However, there is a caveat to this undertaking. ASEAN rejected North Korea’s request to become a dialogue partner in 2016 due to the frequent missile tests that year, despite the fact that North Korea has acceded to the Treaty of Amity and Cooperation in Southeast Asia (TAC), a prerequisite to become a dialogue partner.
Since North Korea’s relations with both Seoul and Washington are in tatters, now is a good time to reconsider inviting North Korea as a dialogue partner of ASEAN. In so doing, ASEAN can serve as an indispensable avenue for Pyongyang to directly engage with other dialogue partners regularly. In the event the dialogue partnership request is accepted, North Korea then should appoint a resident ambassador to ASEAN. Such a move would allow North Korean interests and policies to be represented in ASEAN.

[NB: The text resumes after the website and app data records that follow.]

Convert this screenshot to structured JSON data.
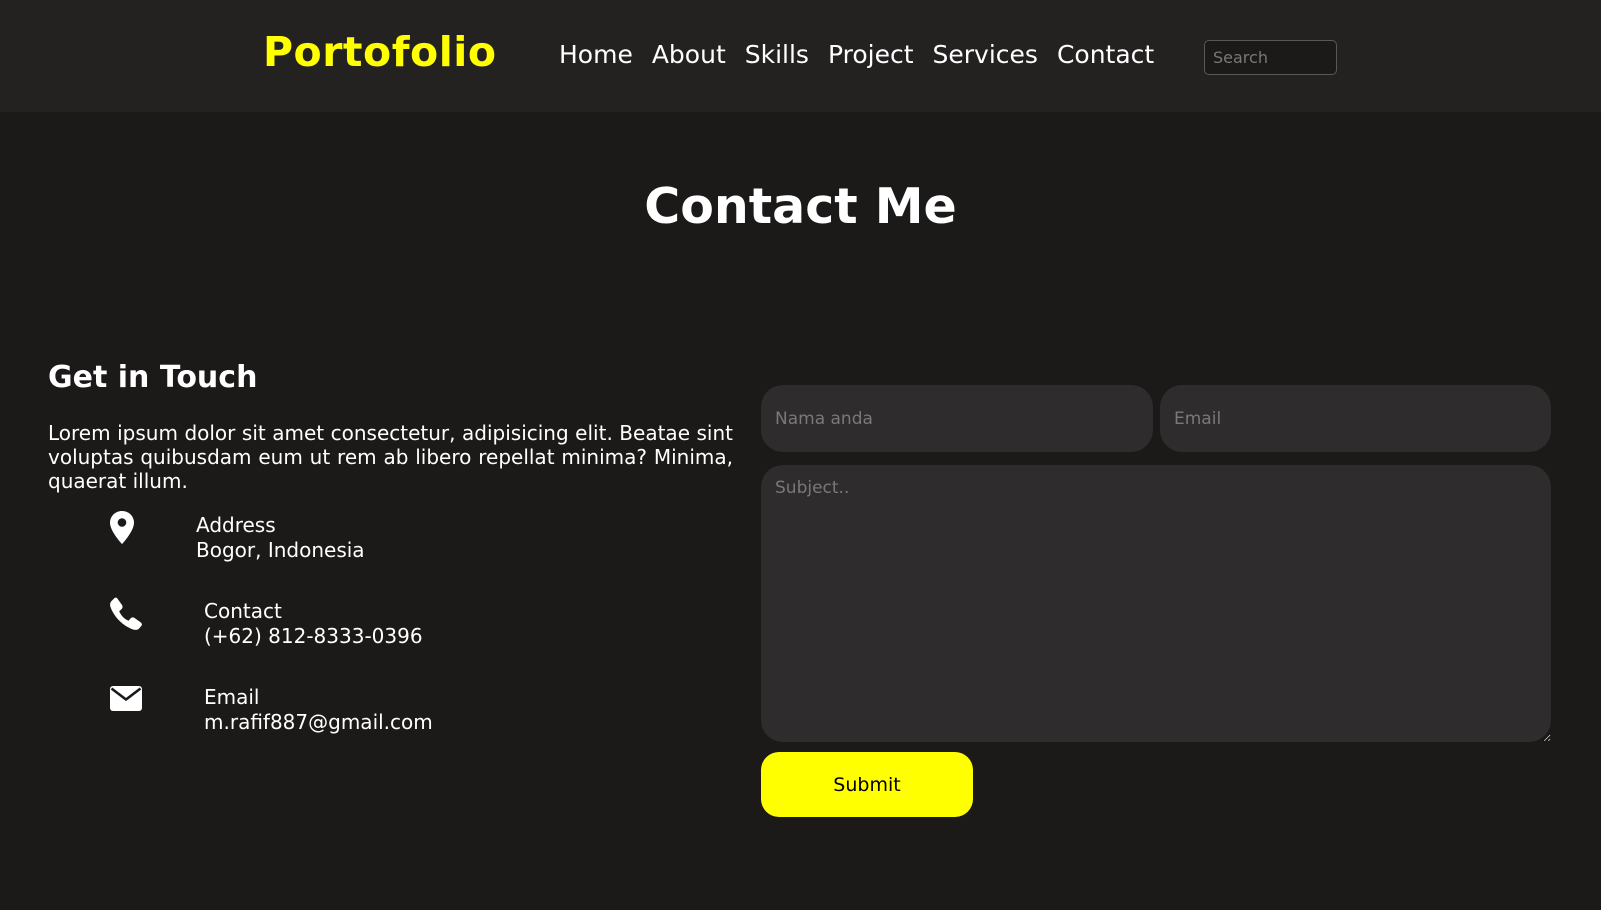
{
  "navbar": {
    "brand": "Portofolio",
    "links": [
      "Home",
      "About",
      "Skills",
      "Project",
      "Services",
      "Contact"
    ],
    "search_placeholder": "Search"
  },
  "page_title": "Contact Me",
  "get_in_touch": {
    "title": "Get in Touch",
    "description": "Lorem ipsum dolor sit amet consectetur, adipisicing elit. Beatae sint voluptas quibusdam eum ut rem ab libero repellat minima? Minima, quaerat illum."
  },
  "info": [
    {
      "icon": "map-pin-icon",
      "label": "Address",
      "value": "Bogor, Indonesia"
    },
    {
      "icon": "phone-icon",
      "label": "Contact",
      "value": "(+62) 812-8333-0396"
    },
    {
      "icon": "envelope-icon",
      "label": "Email",
      "value": "m.rafif887@gmail.com"
    }
  ],
  "form": {
    "name_placeholder": "Nama anda",
    "email_placeholder": "Email",
    "subject_placeholder": "Subject..",
    "submit_label": "Submit"
  },
  "colors": {
    "accent": "#ffff00",
    "background": "#1c1919",
    "navbar": "#242121",
    "field": "#2e2c2d"
  }
}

Recently, North Korea’s Ministry of Foreign Affairs admitted that it is willing to work with ASEAN through the ARF in establishing peace on the Korean Peninsula. Further, the North openly declared that ASEAN was fair when dealing with Pyongyang. Against this backdrop, there is a diplomatic opportunity for Pyongyang-Seoul relations to improve with ASEAN playing the role of a mediator.

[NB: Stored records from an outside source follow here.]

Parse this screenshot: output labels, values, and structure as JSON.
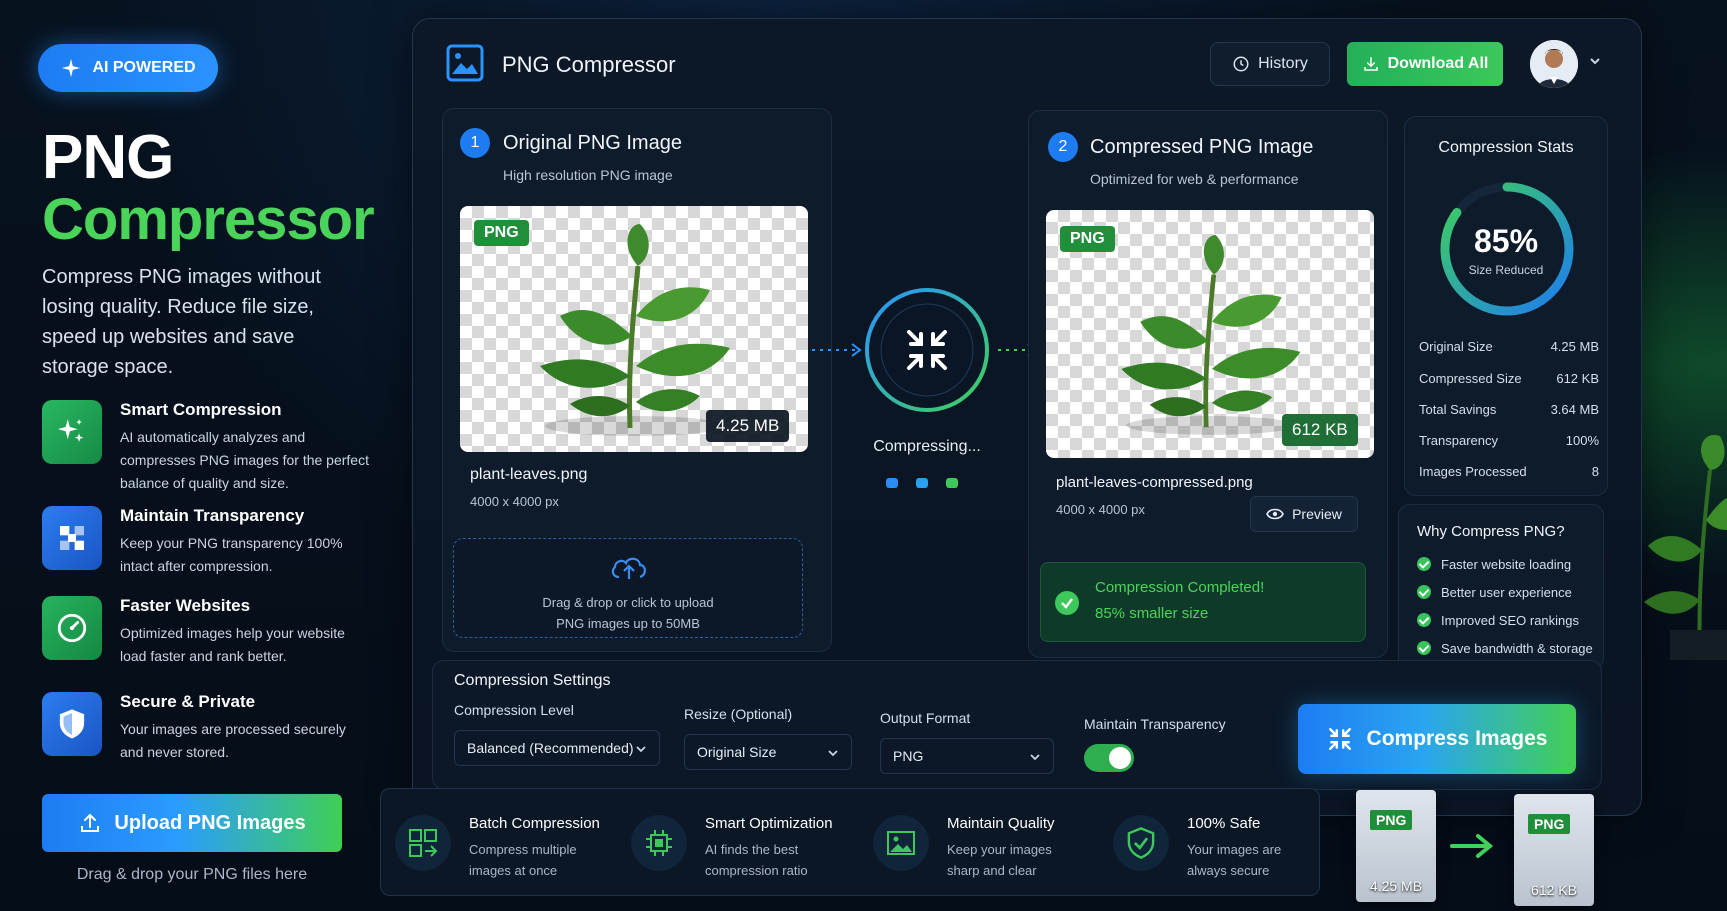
{
  "hero": {
    "badge": "AI POWERED",
    "title_line1": "PNG",
    "title_line2": "Compressor",
    "description": "Compress PNG images without losing quality. Reduce file size, speed up websites and save storage space.",
    "features": [
      {
        "title": "Smart Compression",
        "desc": "AI automatically analyzes and compresses PNG images for the perfect balance of quality and size.",
        "icon": "sparkles-icon"
      },
      {
        "title": "Maintain Transparency",
        "desc": "Keep your PNG transparency 100% intact after compression.",
        "icon": "grid-icon"
      },
      {
        "title": "Faster Websites",
        "desc": "Optimized images help your website load faster and rank better.",
        "icon": "speedometer-icon"
      },
      {
        "title": "Secure & Private",
        "desc": "Your images are processed securely and never stored.",
        "icon": "shield-icon"
      }
    ],
    "upload_button": "Upload PNG Images",
    "upload_hint": "Drag & drop your PNG files here"
  },
  "app": {
    "title": "PNG Compressor",
    "history_button": "History",
    "download_all_button": "Download All"
  },
  "original": {
    "step": "1",
    "title": "Original PNG Image",
    "subtitle": "High resolution PNG image",
    "tag": "PNG",
    "size": "4.25 MB",
    "filename": "plant-leaves.png",
    "dimensions": "4000 x 4000 px"
  },
  "dropzone": {
    "line1": "Drag & drop or click to upload",
    "line2": "PNG images up to 50MB"
  },
  "process": {
    "status": "Compressing..."
  },
  "compressed": {
    "step": "2",
    "title": "Compressed PNG Image",
    "subtitle": "Optimized for web & performance",
    "tag": "PNG",
    "size": "612 KB",
    "filename": "plant-leaves-compressed.png",
    "dimensions": "4000 x 4000 px",
    "preview_button": "Preview",
    "success_line1": "Compression Completed!",
    "success_line2": "85% smaller size"
  },
  "stats": {
    "title": "Compression Stats",
    "percent_label": "85%",
    "percent_value": 0.85,
    "percent_caption": "Size Reduced",
    "rows": [
      {
        "label": "Original Size",
        "value": "4.25 MB"
      },
      {
        "label": "Compressed Size",
        "value": "612 KB"
      },
      {
        "label": "Total Savings",
        "value": "3.64 MB"
      },
      {
        "label": "Transparency",
        "value": "100%"
      },
      {
        "label": "Images Processed",
        "value": "8"
      }
    ]
  },
  "why": {
    "title": "Why Compress PNG?",
    "items": [
      "Faster website loading",
      "Better user experience",
      "Improved SEO rankings",
      "Save bandwidth & storage"
    ]
  },
  "settings": {
    "title": "Compression Settings",
    "level_label": "Compression Level",
    "level_value": "Balanced (Recommended)",
    "resize_label": "Resize (Optional)",
    "resize_value": "Original Size",
    "format_label": "Output Format",
    "format_value": "PNG",
    "transparency_label": "Maintain Transparency",
    "transparency_on": true,
    "compress_button": "Compress Images"
  },
  "bottom_features": [
    {
      "title": "Batch Compression",
      "desc": "Compress multiple images at once",
      "icon": "batch-icon"
    },
    {
      "title": "Smart Optimization",
      "desc": "AI finds the best compression ratio",
      "icon": "chip-icon"
    },
    {
      "title": "Maintain Quality",
      "desc": "Keep your images sharp and clear",
      "icon": "image-icon"
    },
    {
      "title": "100% Safe",
      "desc": "Your images are always secure",
      "icon": "shield-check-icon"
    }
  ],
  "file_cards": {
    "before_tag": "PNG",
    "before_size": "4.25 MB",
    "after_tag": "PNG",
    "after_size": "612 KB"
  },
  "colors": {
    "accent_blue": "#1d7cf2",
    "accent_green": "#3cc85a",
    "panel_bg": "#0c1827"
  }
}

Admittedly, a Seoul-ASEAN-Pyongyang pyramidal cooperation is the least explored option by policymakers and scholars alike, until President Moon introduced the NSP. In comparison to other regional organisations, ASEAN is better qualified than most to keep North Korea continually engaged as well as providing a favourable setting for addressing the state’s legitimate concerns.
With US efforts faltering, it is time South Korea considers embracing neighbourhood partnership to maintain a peaceful security environment in the East Asian region. The NSP provides an incredible opportunity for ASEAN to become a bridge builder between the two Koreas and to wheedle North Korea to end its isolation as well as commit to the denuclearisation process. All the policy needs are a sound strategy forward and political will from all involved. For these reasons, if the NSP’s Peace pillar is going to contribute to the Korean peace agenda, South Korea needs to earmark resources and strategy that will integrate North Korea into the region through ASEAN.
Geetha Govindasamy is Senior Lecturer in Department of East Asian Studies, Faculty of Arts and Social Sciences (FASS), University of Malaya